→ DATA FOR THIS EXERCISE
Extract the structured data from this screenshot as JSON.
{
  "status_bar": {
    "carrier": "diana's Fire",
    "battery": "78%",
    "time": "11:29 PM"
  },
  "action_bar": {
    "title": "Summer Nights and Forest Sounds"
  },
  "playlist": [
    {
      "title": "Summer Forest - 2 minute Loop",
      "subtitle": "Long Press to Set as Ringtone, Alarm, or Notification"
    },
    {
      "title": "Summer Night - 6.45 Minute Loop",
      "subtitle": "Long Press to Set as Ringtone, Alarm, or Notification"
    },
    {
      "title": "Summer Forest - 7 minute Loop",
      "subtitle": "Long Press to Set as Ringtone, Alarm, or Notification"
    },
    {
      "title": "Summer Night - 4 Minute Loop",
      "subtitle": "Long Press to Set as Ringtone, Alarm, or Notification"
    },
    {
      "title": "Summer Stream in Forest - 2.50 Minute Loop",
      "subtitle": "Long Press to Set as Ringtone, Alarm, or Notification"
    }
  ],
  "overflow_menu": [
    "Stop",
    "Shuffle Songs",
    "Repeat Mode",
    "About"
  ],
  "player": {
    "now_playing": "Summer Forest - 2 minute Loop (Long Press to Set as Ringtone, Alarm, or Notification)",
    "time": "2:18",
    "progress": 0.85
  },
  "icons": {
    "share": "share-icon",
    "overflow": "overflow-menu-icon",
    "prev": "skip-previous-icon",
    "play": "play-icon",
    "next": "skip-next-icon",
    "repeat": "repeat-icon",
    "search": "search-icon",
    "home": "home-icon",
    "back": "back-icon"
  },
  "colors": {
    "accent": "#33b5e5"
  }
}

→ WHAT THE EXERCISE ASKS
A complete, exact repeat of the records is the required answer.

→ EXERCISE OUTPUT
Extract the structured data from this screenshot as JSON.
{
  "status_bar": {
    "carrier": "diana's Fire",
    "battery": "78%",
    "time": "11:29 PM"
  },
  "action_bar": {
    "title": "Summer Nights and Forest Sounds"
  },
  "playlist": [
    {
      "title": "Summer Forest - 2 minute Loop",
      "subtitle": "Long Press to Set as Ringtone, Alarm, or Notification"
    },
    {
      "title": "Summer Night - 6.45 Minute Loop",
      "subtitle": "Long Press to Set as Ringtone, Alarm, or Notification"
    },
    {
      "title": "Summer Forest - 7 minute Loop",
      "subtitle": "Long Press to Set as Ringtone, Alarm, or Notification"
    },
    {
      "title": "Summer Night - 4 Minute Loop",
      "subtitle": "Long Press to Set as Ringtone, Alarm, or Notification"
    },
    {
      "title": "Summer Stream in Forest - 2.50 Minute Loop",
      "subtitle": "Long Press to Set as Ringtone, Alarm, or Notification"
    }
  ],
  "overflow_menu": [
    "Stop",
    "Shuffle Songs",
    "Repeat Mode",
    "About"
  ],
  "player": {
    "now_playing": "Summer Forest - 2 minute Loop (Long Press to Set as Ringtone, Alarm, or Notification)",
    "time": "2:18",
    "progress": 0.85
  },
  "icons": {
    "share": "share-icon",
    "overflow": "overflow-menu-icon",
    "prev": "skip-previous-icon",
    "play": "play-icon",
    "next": "skip-next-icon",
    "repeat": "repeat-icon",
    "search": "search-icon",
    "home": "home-icon",
    "back": "back-icon"
  },
  "colors": {
    "accent": "#33b5e5"
  }
}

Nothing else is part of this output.